### [Task item]
The word "icon" occurs in some lines of the data. Return each such line.

[Records from a collection]
.....
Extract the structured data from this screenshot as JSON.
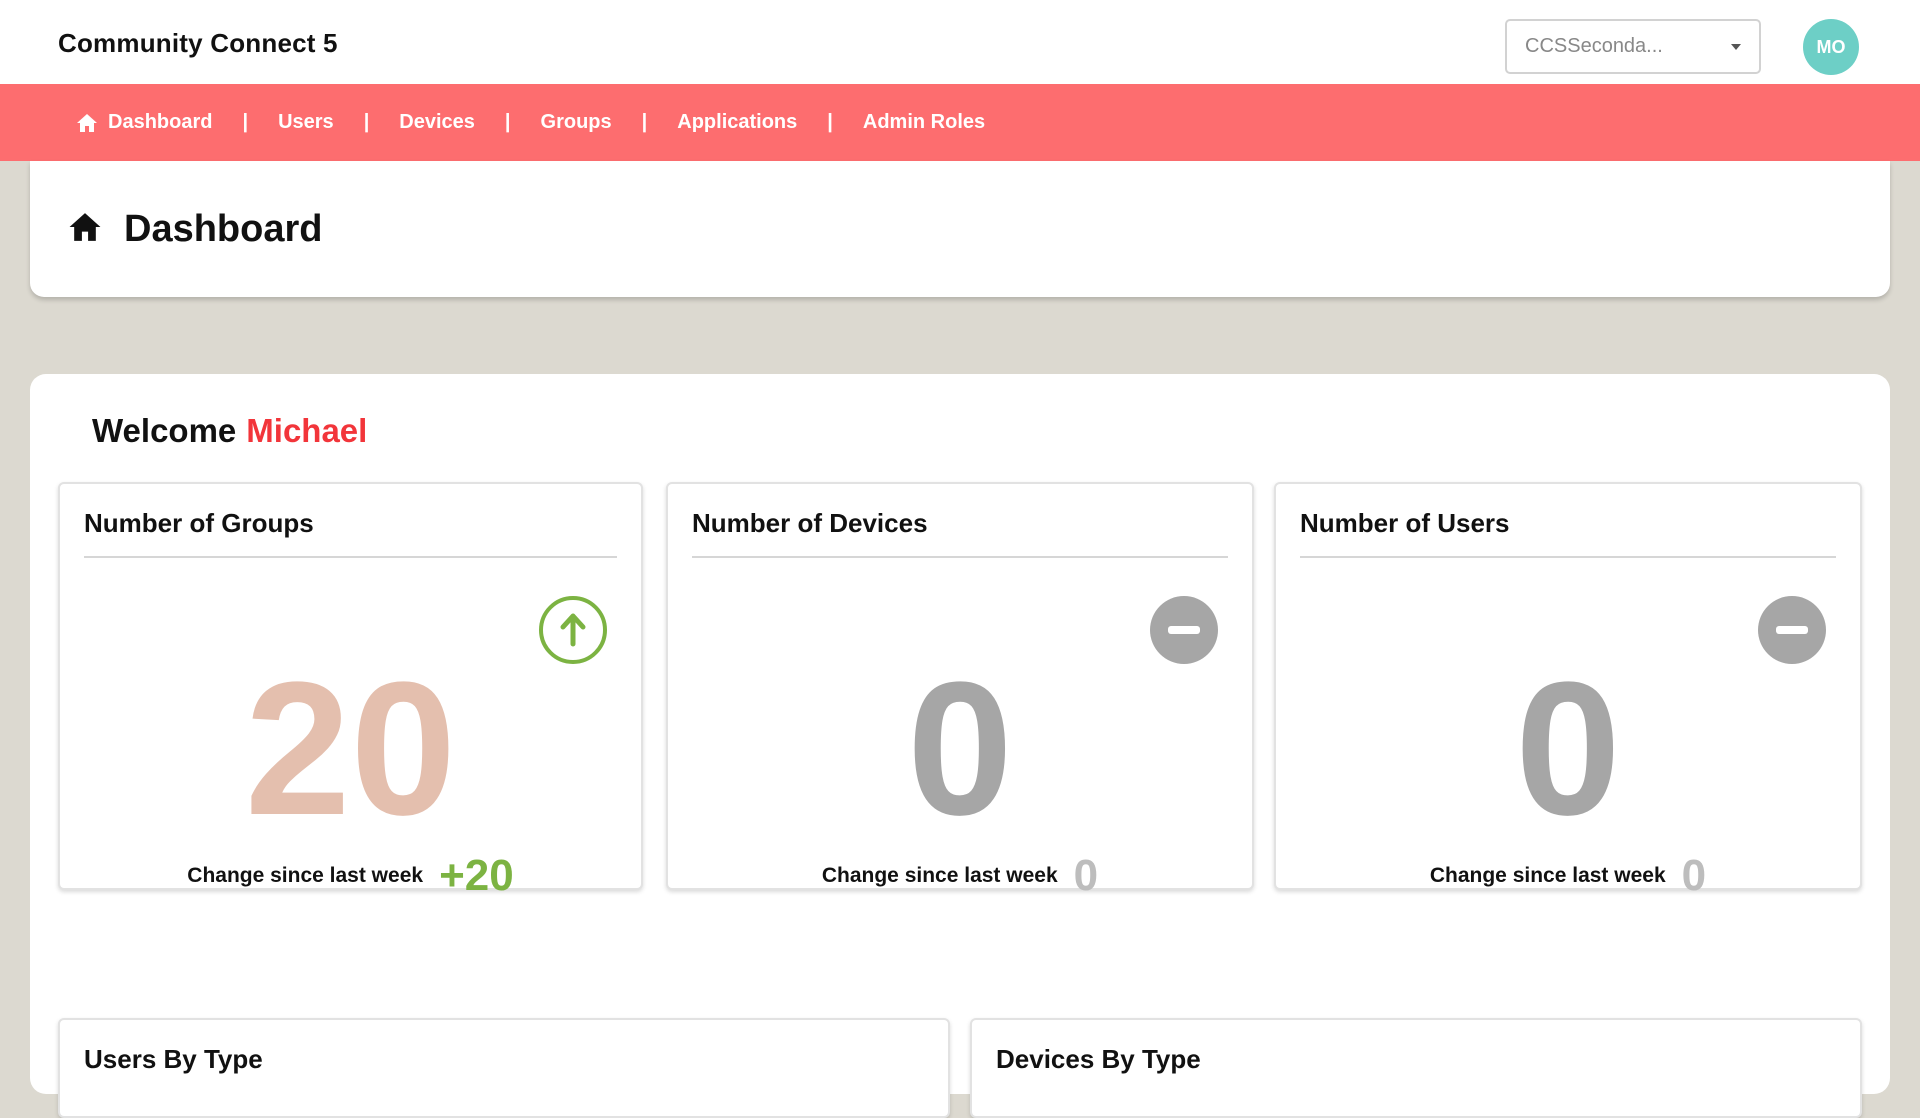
{
  "app": {
    "title": "Community Connect 5"
  },
  "org_select": {
    "value": "CCSSeconda..."
  },
  "avatar": {
    "initials": "MO",
    "color": "#6dcfc6"
  },
  "nav": {
    "color": "#fd6d6f",
    "separator": "|",
    "items": [
      {
        "label": "Dashboard",
        "icon": "home-icon"
      },
      {
        "label": "Users"
      },
      {
        "label": "Devices"
      },
      {
        "label": "Groups"
      },
      {
        "label": "Applications"
      },
      {
        "label": "Admin Roles"
      }
    ]
  },
  "page": {
    "title": "Dashboard",
    "icon": "home-icon"
  },
  "welcome": {
    "greeting": "Welcome",
    "name": "Michael",
    "name_color": "#f2353a"
  },
  "stats": [
    {
      "title": "Number of Groups",
      "value": "20",
      "change_label": "Change since last week",
      "change": "+20",
      "trend": "up",
      "trend_icon": "arrow-up-circle-icon",
      "value_color": "#e4bfae",
      "change_color": "#7cb342"
    },
    {
      "title": "Number of Devices",
      "value": "0",
      "change_label": "Change since last week",
      "change": "0",
      "trend": "none",
      "trend_icon": "minus-circle-icon",
      "value_color": "#a6a6a6",
      "change_color": "#bdbdbd"
    },
    {
      "title": "Number of Users",
      "value": "0",
      "change_label": "Change since last week",
      "change": "0",
      "trend": "none",
      "trend_icon": "minus-circle-icon",
      "value_color": "#a6a6a6",
      "change_color": "#bdbdbd"
    }
  ],
  "type_cards": [
    {
      "title": "Users By Type"
    },
    {
      "title": "Devices By Type"
    }
  ]
}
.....
### [Exercise solution]
        "icon": "home-icon"
    "icon": "home-icon"
      "trend_icon": "arrow-up-circle-icon",
      "trend_icon": "minus-circle-icon",
      "trend_icon": "minus-circle-icon",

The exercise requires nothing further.